* [Work item] From the first line to the last, copy the data below word for word.

** Extracted material follows **

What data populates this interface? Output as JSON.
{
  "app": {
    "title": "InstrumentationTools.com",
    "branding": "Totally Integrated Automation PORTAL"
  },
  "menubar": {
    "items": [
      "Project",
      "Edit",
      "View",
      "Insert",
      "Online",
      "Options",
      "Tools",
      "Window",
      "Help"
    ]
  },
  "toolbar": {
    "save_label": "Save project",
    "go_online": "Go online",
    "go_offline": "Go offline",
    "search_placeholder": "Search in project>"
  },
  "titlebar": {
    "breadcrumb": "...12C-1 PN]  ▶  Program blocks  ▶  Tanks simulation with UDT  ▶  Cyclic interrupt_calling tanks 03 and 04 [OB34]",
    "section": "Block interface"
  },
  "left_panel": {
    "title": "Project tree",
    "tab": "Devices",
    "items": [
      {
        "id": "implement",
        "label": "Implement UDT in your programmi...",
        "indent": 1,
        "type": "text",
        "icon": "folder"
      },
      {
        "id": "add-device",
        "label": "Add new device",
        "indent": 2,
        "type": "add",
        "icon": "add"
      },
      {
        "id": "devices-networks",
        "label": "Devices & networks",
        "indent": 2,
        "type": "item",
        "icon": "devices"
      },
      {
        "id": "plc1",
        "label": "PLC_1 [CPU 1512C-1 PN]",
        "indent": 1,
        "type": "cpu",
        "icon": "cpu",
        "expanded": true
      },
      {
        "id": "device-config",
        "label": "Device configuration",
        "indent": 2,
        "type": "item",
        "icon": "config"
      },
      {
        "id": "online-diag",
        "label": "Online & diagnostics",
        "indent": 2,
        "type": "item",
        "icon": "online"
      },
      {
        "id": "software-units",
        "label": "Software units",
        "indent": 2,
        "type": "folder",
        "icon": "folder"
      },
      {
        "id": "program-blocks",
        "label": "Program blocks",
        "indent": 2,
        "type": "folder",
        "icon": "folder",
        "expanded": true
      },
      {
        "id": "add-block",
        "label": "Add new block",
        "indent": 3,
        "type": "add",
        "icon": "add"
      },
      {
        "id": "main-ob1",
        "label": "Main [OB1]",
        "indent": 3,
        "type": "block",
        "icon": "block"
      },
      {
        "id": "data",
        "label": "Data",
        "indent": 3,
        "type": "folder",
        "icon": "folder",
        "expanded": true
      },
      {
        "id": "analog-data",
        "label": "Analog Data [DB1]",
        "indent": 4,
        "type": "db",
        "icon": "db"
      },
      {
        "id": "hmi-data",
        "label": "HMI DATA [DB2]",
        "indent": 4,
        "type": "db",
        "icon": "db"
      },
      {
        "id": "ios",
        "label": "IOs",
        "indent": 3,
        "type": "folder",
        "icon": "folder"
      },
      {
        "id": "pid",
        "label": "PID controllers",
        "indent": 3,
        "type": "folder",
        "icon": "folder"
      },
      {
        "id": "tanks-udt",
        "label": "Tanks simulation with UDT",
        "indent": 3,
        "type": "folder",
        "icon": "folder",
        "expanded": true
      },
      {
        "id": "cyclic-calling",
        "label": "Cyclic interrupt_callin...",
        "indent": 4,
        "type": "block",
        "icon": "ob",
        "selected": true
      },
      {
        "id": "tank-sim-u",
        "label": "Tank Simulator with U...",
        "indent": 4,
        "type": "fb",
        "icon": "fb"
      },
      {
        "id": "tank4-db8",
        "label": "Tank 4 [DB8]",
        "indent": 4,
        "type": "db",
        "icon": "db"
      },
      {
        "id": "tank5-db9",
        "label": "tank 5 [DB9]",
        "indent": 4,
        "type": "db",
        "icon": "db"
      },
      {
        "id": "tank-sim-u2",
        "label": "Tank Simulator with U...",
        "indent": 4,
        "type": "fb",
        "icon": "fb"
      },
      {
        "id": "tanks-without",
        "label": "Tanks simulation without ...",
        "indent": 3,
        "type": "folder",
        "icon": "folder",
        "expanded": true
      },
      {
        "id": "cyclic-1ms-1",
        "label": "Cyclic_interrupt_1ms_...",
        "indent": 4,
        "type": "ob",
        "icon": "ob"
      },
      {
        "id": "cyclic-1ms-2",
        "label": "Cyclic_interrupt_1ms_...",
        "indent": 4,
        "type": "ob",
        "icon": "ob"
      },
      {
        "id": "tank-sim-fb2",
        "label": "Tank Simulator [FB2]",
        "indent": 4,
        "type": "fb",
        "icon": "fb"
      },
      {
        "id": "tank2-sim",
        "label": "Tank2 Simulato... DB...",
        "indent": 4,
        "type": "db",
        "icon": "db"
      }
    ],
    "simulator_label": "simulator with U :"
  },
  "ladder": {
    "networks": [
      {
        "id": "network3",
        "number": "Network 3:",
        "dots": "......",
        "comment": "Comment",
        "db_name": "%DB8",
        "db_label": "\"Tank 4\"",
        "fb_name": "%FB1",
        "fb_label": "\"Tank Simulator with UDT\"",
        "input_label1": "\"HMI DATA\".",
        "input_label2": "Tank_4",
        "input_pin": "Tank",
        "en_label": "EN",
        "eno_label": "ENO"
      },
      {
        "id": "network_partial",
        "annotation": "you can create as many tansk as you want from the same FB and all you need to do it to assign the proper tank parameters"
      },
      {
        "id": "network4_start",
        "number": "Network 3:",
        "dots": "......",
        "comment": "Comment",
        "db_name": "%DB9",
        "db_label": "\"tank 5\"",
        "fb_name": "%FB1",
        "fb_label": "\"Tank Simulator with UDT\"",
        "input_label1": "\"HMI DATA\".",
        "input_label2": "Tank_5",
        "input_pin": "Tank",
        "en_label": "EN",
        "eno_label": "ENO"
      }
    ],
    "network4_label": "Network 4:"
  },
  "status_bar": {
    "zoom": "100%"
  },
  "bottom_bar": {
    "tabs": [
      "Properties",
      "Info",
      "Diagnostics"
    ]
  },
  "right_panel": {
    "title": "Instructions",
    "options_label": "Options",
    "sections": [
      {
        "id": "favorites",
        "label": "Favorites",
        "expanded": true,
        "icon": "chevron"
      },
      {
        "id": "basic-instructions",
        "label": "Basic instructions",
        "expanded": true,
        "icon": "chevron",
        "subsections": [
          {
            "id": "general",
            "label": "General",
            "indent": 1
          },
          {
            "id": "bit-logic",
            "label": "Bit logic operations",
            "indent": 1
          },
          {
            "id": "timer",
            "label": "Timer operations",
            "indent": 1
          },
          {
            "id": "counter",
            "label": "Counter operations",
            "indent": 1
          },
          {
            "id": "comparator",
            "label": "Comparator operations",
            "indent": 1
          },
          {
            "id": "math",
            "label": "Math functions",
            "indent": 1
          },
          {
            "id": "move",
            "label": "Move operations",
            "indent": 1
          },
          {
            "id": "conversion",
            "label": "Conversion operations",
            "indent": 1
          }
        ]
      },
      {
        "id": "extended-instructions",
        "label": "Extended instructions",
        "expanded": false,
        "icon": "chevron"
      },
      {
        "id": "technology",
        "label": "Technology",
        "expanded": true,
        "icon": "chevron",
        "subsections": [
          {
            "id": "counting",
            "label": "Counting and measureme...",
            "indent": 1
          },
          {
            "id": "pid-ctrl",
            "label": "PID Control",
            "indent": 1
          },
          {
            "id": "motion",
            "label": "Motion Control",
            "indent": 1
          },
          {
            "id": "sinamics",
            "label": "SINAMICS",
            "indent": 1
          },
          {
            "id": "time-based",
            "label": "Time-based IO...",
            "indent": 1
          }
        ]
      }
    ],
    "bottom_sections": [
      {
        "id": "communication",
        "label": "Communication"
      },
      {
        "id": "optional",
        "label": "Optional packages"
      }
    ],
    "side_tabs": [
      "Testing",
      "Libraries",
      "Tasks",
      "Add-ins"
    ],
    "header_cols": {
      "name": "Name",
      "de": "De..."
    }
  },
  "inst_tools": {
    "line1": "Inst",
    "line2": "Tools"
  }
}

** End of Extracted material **

* [Answer section]
What data populates this interface? Output as JSON.
{
  "app": {
    "title": "InstrumentationTools.com",
    "branding": "Totally Integrated Automation PORTAL"
  },
  "menubar": {
    "items": [
      "Project",
      "Edit",
      "View",
      "Insert",
      "Online",
      "Options",
      "Tools",
      "Window",
      "Help"
    ]
  },
  "toolbar": {
    "save_label": "Save project",
    "go_online": "Go online",
    "go_offline": "Go offline",
    "search_placeholder": "Search in project>"
  },
  "titlebar": {
    "breadcrumb": "...12C-1 PN]  ▶  Program blocks  ▶  Tanks simulation with UDT  ▶  Cyclic interrupt_calling tanks 03 and 04 [OB34]",
    "section": "Block interface"
  },
  "left_panel": {
    "title": "Project tree",
    "tab": "Devices",
    "items": [
      {
        "id": "implement",
        "label": "Implement UDT in your programmi...",
        "indent": 1,
        "type": "text",
        "icon": "folder"
      },
      {
        "id": "add-device",
        "label": "Add new device",
        "indent": 2,
        "type": "add",
        "icon": "add"
      },
      {
        "id": "devices-networks",
        "label": "Devices & networks",
        "indent": 2,
        "type": "item",
        "icon": "devices"
      },
      {
        "id": "plc1",
        "label": "PLC_1 [CPU 1512C-1 PN]",
        "indent": 1,
        "type": "cpu",
        "icon": "cpu",
        "expanded": true
      },
      {
        "id": "device-config",
        "label": "Device configuration",
        "indent": 2,
        "type": "item",
        "icon": "config"
      },
      {
        "id": "online-diag",
        "label": "Online & diagnostics",
        "indent": 2,
        "type": "item",
        "icon": "online"
      },
      {
        "id": "software-units",
        "label": "Software units",
        "indent": 2,
        "type": "folder",
        "icon": "folder"
      },
      {
        "id": "program-blocks",
        "label": "Program blocks",
        "indent": 2,
        "type": "folder",
        "icon": "folder",
        "expanded": true
      },
      {
        "id": "add-block",
        "label": "Add new block",
        "indent": 3,
        "type": "add",
        "icon": "add"
      },
      {
        "id": "main-ob1",
        "label": "Main [OB1]",
        "indent": 3,
        "type": "block",
        "icon": "block"
      },
      {
        "id": "data",
        "label": "Data",
        "indent": 3,
        "type": "folder",
        "icon": "folder",
        "expanded": true
      },
      {
        "id": "analog-data",
        "label": "Analog Data [DB1]",
        "indent": 4,
        "type": "db",
        "icon": "db"
      },
      {
        "id": "hmi-data",
        "label": "HMI DATA [DB2]",
        "indent": 4,
        "type": "db",
        "icon": "db"
      },
      {
        "id": "ios",
        "label": "IOs",
        "indent": 3,
        "type": "folder",
        "icon": "folder"
      },
      {
        "id": "pid",
        "label": "PID controllers",
        "indent": 3,
        "type": "folder",
        "icon": "folder"
      },
      {
        "id": "tanks-udt",
        "label": "Tanks simulation with UDT",
        "indent": 3,
        "type": "folder",
        "icon": "folder",
        "expanded": true
      },
      {
        "id": "cyclic-calling",
        "label": "Cyclic interrupt_callin...",
        "indent": 4,
        "type": "block",
        "icon": "ob",
        "selected": true
      },
      {
        "id": "tank-sim-u",
        "label": "Tank Simulator with U...",
        "indent": 4,
        "type": "fb",
        "icon": "fb"
      },
      {
        "id": "tank4-db8",
        "label": "Tank 4 [DB8]",
        "indent": 4,
        "type": "db",
        "icon": "db"
      },
      {
        "id": "tank5-db9",
        "label": "tank 5 [DB9]",
        "indent": 4,
        "type": "db",
        "icon": "db"
      },
      {
        "id": "tank-sim-u2",
        "label": "Tank Simulator with U...",
        "indent": 4,
        "type": "fb",
        "icon": "fb"
      },
      {
        "id": "tanks-without",
        "label": "Tanks simulation without ...",
        "indent": 3,
        "type": "folder",
        "icon": "folder",
        "expanded": true
      },
      {
        "id": "cyclic-1ms-1",
        "label": "Cyclic_interrupt_1ms_...",
        "indent": 4,
        "type": "ob",
        "icon": "ob"
      },
      {
        "id": "cyclic-1ms-2",
        "label": "Cyclic_interrupt_1ms_...",
        "indent": 4,
        "type": "ob",
        "icon": "ob"
      },
      {
        "id": "tank-sim-fb2",
        "label": "Tank Simulator [FB2]",
        "indent": 4,
        "type": "fb",
        "icon": "fb"
      },
      {
        "id": "tank2-sim",
        "label": "Tank2 Simulato... DB...",
        "indent": 4,
        "type": "db",
        "icon": "db"
      }
    ],
    "simulator_label": "simulator with U :"
  },
  "ladder": {
    "networks": [
      {
        "id": "network3",
        "number": "Network 3:",
        "dots": "......",
        "comment": "Comment",
        "db_name": "%DB8",
        "db_label": "\"Tank 4\"",
        "fb_name": "%FB1",
        "fb_label": "\"Tank Simulator with UDT\"",
        "input_label1": "\"HMI DATA\".",
        "input_label2": "Tank_4",
        "input_pin": "Tank",
        "en_label": "EN",
        "eno_label": "ENO"
      },
      {
        "id": "network_partial",
        "annotation": "you can create as many tansk as you want from the same FB and all you need to do it to assign the proper tank parameters"
      },
      {
        "id": "network4_start",
        "number": "Network 3:",
        "dots": "......",
        "comment": "Comment",
        "db_name": "%DB9",
        "db_label": "\"tank 5\"",
        "fb_name": "%FB1",
        "fb_label": "\"Tank Simulator with UDT\"",
        "input_label1": "\"HMI DATA\".",
        "input_label2": "Tank_5",
        "input_pin": "Tank",
        "en_label": "EN",
        "eno_label": "ENO"
      }
    ],
    "network4_label": "Network 4:"
  },
  "status_bar": {
    "zoom": "100%"
  },
  "bottom_bar": {
    "tabs": [
      "Properties",
      "Info",
      "Diagnostics"
    ]
  },
  "right_panel": {
    "title": "Instructions",
    "options_label": "Options",
    "sections": [
      {
        "id": "favorites",
        "label": "Favorites",
        "expanded": true,
        "icon": "chevron"
      },
      {
        "id": "basic-instructions",
        "label": "Basic instructions",
        "expanded": true,
        "icon": "chevron",
        "subsections": [
          {
            "id": "general",
            "label": "General",
            "indent": 1
          },
          {
            "id": "bit-logic",
            "label": "Bit logic operations",
            "indent": 1
          },
          {
            "id": "timer",
            "label": "Timer operations",
            "indent": 1
          },
          {
            "id": "counter",
            "label": "Counter operations",
            "indent": 1
          },
          {
            "id": "comparator",
            "label": "Comparator operations",
            "indent": 1
          },
          {
            "id": "math",
            "label": "Math functions",
            "indent": 1
          },
          {
            "id": "move",
            "label": "Move operations",
            "indent": 1
          },
          {
            "id": "conversion",
            "label": "Conversion operations",
            "indent": 1
          }
        ]
      },
      {
        "id": "extended-instructions",
        "label": "Extended instructions",
        "expanded": false,
        "icon": "chevron"
      },
      {
        "id": "technology",
        "label": "Technology",
        "expanded": true,
        "icon": "chevron",
        "subsections": [
          {
            "id": "counting",
            "label": "Counting and measureme...",
            "indent": 1
          },
          {
            "id": "pid-ctrl",
            "label": "PID Control",
            "indent": 1
          },
          {
            "id": "motion",
            "label": "Motion Control",
            "indent": 1
          },
          {
            "id": "sinamics",
            "label": "SINAMICS",
            "indent": 1
          },
          {
            "id": "time-based",
            "label": "Time-based IO...",
            "indent": 1
          }
        ]
      }
    ],
    "bottom_sections": [
      {
        "id": "communication",
        "label": "Communication"
      },
      {
        "id": "optional",
        "label": "Optional packages"
      }
    ],
    "side_tabs": [
      "Testing",
      "Libraries",
      "Tasks",
      "Add-ins"
    ],
    "header_cols": {
      "name": "Name",
      "de": "De..."
    }
  },
  "inst_tools": {
    "line1": "Inst",
    "line2": "Tools"
  }
}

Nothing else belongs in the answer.